Migraine Types Overview
Migraine is a word used to describe a wide range of related disorders. They are the most common cause of daily head pain, afflicting more than 87 percent of people who complain of daily head pain. The World Health Organization ranks migraine as the 19th most common cause of disability worldwide.
There are several different types of migraines, which are diagnosed based on the symptoms experienced. Some are triggered by changing seasons or hormonal changes in women. Others only cause symptoms in the stomach.

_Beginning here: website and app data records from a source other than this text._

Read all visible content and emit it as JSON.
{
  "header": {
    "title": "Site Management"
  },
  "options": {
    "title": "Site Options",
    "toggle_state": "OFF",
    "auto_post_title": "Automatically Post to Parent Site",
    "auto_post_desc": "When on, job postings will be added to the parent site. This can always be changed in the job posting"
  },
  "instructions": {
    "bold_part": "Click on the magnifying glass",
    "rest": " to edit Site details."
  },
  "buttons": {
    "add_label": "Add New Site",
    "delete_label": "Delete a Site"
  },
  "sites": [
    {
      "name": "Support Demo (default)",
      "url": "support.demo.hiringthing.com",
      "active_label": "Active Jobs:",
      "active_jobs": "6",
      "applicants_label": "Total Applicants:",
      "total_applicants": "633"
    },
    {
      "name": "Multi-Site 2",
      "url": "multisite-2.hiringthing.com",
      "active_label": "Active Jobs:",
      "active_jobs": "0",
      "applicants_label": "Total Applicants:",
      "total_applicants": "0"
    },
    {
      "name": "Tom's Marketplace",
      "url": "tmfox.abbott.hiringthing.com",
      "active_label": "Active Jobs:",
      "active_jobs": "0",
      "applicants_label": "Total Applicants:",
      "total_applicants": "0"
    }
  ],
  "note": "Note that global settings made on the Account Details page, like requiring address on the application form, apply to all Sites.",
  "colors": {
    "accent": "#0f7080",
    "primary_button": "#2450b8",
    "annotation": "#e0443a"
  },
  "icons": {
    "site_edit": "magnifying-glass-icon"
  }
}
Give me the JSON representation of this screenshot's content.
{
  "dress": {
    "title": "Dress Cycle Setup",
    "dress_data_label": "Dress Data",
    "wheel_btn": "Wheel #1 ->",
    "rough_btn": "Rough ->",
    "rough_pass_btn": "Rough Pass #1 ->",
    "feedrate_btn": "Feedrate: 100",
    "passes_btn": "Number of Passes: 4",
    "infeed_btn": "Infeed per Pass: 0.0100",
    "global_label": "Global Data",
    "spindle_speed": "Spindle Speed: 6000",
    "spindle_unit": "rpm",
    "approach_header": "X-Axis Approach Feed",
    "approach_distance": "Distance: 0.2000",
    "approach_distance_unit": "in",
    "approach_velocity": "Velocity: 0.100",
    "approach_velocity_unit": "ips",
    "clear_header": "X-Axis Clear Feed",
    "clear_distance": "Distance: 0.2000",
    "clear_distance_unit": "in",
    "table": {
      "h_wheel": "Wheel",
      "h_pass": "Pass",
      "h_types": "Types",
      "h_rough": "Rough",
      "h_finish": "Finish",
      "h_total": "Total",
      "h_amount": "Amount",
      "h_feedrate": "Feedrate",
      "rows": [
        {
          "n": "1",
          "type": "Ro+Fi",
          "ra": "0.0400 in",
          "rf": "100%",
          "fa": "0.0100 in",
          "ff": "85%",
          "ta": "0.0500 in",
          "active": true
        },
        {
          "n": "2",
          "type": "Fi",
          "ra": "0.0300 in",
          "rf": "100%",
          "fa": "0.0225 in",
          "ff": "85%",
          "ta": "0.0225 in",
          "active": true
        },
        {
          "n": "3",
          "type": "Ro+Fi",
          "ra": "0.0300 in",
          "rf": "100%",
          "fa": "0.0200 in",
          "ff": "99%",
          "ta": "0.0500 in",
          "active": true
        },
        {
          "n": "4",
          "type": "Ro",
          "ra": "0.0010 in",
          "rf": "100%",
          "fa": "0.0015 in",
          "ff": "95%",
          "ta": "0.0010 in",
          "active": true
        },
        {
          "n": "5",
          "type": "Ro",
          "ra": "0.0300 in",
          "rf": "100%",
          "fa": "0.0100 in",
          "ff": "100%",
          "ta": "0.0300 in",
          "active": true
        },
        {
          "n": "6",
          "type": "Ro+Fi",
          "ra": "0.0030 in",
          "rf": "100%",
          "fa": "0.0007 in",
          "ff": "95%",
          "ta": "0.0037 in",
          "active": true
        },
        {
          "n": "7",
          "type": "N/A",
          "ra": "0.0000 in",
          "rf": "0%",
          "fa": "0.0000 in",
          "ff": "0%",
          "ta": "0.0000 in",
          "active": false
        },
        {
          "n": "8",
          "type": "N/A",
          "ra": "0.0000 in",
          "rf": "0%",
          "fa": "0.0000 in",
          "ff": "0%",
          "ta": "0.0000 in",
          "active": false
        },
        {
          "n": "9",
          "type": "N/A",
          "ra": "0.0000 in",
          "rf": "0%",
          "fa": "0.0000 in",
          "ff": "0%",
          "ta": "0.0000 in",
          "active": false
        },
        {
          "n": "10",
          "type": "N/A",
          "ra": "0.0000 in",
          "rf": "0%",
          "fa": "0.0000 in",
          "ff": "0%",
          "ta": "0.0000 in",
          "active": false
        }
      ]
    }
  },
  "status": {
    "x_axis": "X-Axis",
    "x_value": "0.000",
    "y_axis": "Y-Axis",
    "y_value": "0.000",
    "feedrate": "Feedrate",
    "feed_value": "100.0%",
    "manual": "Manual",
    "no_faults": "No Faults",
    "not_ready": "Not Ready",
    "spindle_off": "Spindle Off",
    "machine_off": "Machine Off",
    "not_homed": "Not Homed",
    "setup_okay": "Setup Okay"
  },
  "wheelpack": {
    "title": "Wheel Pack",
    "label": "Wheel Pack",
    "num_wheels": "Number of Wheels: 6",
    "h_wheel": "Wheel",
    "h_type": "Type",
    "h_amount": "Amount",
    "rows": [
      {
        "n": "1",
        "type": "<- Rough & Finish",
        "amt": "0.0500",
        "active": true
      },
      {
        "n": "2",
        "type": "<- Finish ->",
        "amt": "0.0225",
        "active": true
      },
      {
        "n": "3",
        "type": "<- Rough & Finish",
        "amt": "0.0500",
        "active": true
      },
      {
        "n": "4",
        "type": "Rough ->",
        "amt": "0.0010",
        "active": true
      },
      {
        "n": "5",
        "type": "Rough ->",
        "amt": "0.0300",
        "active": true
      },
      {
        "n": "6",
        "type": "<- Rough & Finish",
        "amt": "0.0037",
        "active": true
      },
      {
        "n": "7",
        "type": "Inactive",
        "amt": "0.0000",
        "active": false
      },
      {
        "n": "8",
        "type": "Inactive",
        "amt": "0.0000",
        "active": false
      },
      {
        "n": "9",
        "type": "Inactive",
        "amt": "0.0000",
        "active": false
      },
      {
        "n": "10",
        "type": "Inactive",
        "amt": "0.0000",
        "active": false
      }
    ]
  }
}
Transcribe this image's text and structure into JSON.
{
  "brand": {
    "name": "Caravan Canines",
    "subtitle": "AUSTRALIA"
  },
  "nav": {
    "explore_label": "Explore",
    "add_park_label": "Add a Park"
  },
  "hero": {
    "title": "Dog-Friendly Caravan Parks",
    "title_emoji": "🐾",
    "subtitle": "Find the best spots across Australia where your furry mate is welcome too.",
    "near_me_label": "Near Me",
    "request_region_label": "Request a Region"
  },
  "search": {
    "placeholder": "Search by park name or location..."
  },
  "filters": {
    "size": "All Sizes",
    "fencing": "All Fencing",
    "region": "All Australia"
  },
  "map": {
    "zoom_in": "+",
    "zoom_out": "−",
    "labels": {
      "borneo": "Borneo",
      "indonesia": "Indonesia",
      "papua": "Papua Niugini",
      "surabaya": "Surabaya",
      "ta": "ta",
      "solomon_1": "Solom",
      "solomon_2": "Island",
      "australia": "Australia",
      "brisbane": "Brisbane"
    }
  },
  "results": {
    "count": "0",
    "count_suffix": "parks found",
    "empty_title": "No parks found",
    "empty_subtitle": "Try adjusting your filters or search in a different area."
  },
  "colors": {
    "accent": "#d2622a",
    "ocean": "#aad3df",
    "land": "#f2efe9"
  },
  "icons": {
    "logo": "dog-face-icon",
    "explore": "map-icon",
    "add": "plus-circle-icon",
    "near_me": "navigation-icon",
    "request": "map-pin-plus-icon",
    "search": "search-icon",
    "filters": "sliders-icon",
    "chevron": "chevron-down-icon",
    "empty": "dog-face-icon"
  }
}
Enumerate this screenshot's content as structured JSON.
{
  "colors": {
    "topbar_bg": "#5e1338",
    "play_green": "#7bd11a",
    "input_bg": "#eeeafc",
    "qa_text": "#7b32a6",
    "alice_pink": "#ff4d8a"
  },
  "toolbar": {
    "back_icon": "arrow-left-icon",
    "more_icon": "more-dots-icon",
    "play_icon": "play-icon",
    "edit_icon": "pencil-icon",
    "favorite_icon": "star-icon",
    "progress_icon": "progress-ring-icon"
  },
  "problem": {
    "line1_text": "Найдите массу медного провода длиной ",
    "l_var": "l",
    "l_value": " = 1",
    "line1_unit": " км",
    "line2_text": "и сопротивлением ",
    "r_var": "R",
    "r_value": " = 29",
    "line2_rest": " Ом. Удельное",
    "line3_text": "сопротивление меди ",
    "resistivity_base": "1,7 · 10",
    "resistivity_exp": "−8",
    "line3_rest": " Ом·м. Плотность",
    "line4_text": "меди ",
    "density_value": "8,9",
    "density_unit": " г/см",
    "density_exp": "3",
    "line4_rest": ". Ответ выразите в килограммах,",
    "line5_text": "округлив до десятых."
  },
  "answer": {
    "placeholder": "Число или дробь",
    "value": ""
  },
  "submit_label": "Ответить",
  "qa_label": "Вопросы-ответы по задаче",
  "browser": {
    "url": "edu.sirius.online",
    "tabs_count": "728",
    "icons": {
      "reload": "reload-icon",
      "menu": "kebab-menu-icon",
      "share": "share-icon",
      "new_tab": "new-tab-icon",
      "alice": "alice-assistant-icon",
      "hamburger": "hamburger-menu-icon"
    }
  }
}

The International Headache Society has developed one of the most well known classification systems for migraine and headache, called the International Classification of Headache Disorders (ICHD). The ICHD-III defines migraine as one of the main types of primary headaches, along with other headaches types such as tension headaches and trigeminal autonomic cephalagias.
Specific migraine types recognized by the ICHD-III include:
- Migraine without aura
- Migraine with aura
- Migraine with typical aura
- Migraine with brainstem aura
- Hemiplegic migraine
- Retinal migraine
- Chronic migraine
- Complications of migraine
- Status migrainosus
- Persistent aura without infarction
- Migrainosus infarction
- Migraine aura-triggered seizure
- Probable migraine
- Probable migraine without aura
- Probable migraine with aura
- Episodic syndromes that may be associated with migraine
- Although the ICHD-III does not recognize the following terms as individual migraine types, some physicians may still use them in practice:
- Stress Migraine
- Silent, or Acephalgic, Migraine
- Sinus Migraine
- Ocular Migraine
- Seasonal Migraines
- Cyclic Migraine Syndrome
- Gastric Stasis Migraine
- Tension Migraine
Different types of migraines are diagnosed based on symptoms, therefore all sufferers are encouraged to make note of each attack experienced. A good place to keep track of migraines and migraine symptoms is in your migraine journal. This is where you write down what you were doing before the symptoms surfaced, how long the symptoms last and how intense the symptoms were. A headache doctor or specialist will use your journal to determine what type of migraine you have, what your triggers are and how to best go treat them.